- [Assigned task]:
Reproduce the whole listing that follows, exactly as it stands.

:::

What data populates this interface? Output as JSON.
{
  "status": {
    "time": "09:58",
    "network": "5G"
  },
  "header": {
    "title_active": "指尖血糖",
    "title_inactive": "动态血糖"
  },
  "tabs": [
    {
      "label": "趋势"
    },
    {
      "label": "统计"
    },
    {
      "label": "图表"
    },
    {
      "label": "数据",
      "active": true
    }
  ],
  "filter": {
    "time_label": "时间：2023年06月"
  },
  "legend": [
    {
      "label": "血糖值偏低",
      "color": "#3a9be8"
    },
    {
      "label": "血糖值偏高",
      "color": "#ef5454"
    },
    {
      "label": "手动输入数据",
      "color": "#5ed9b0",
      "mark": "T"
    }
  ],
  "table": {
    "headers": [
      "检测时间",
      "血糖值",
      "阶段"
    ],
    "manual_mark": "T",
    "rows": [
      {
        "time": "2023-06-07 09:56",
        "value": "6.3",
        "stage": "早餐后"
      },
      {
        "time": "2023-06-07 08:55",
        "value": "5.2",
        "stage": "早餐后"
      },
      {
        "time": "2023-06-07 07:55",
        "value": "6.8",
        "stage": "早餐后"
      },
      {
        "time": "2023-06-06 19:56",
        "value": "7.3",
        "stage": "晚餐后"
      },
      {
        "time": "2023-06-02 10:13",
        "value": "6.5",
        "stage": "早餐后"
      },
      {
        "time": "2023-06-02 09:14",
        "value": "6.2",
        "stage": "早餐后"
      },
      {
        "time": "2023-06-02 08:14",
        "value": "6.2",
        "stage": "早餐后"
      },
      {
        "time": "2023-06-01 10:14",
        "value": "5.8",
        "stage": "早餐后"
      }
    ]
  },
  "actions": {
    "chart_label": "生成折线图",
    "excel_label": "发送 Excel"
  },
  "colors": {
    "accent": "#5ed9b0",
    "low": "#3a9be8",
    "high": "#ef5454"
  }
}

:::

- [Answer to the problem]:
What data populates this interface? Output as JSON.
{
  "status": {
    "time": "09:58",
    "network": "5G"
  },
  "header": {
    "title_active": "指尖血糖",
    "title_inactive": "动态血糖"
  },
  "tabs": [
    {
      "label": "趋势"
    },
    {
      "label": "统计"
    },
    {
      "label": "图表"
    },
    {
      "label": "数据",
      "active": true
    }
  ],
  "filter": {
    "time_label": "时间：2023年06月"
  },
  "legend": [
    {
      "label": "血糖值偏低",
      "color": "#3a9be8"
    },
    {
      "label": "血糖值偏高",
      "color": "#ef5454"
    },
    {
      "label": "手动输入数据",
      "color": "#5ed9b0",
      "mark": "T"
    }
  ],
  "table": {
    "headers": [
      "检测时间",
      "血糖值",
      "阶段"
    ],
    "manual_mark": "T",
    "rows": [
      {
        "time": "2023-06-07 09:56",
        "value": "6.3",
        "stage": "早餐后"
      },
      {
        "time": "2023-06-07 08:55",
        "value": "5.2",
        "stage": "早餐后"
      },
      {
        "time": "2023-06-07 07:55",
        "value": "6.8",
        "stage": "早餐后"
      },
      {
        "time": "2023-06-06 19:56",
        "value": "7.3",
        "stage": "晚餐后"
      },
      {
        "time": "2023-06-02 10:13",
        "value": "6.5",
        "stage": "早餐后"
      },
      {
        "time": "2023-06-02 09:14",
        "value": "6.2",
        "stage": "早餐后"
      },
      {
        "time": "2023-06-02 08:14",
        "value": "6.2",
        "stage": "早餐后"
      },
      {
        "time": "2023-06-01 10:14",
        "value": "5.8",
        "stage": "早餐后"
      }
    ]
  },
  "actions": {
    "chart_label": "生成折线图",
    "excel_label": "发送 Excel"
  },
  "colors": {
    "accent": "#5ed9b0",
    "low": "#3a9be8",
    "high": "#ef5454"
  }
}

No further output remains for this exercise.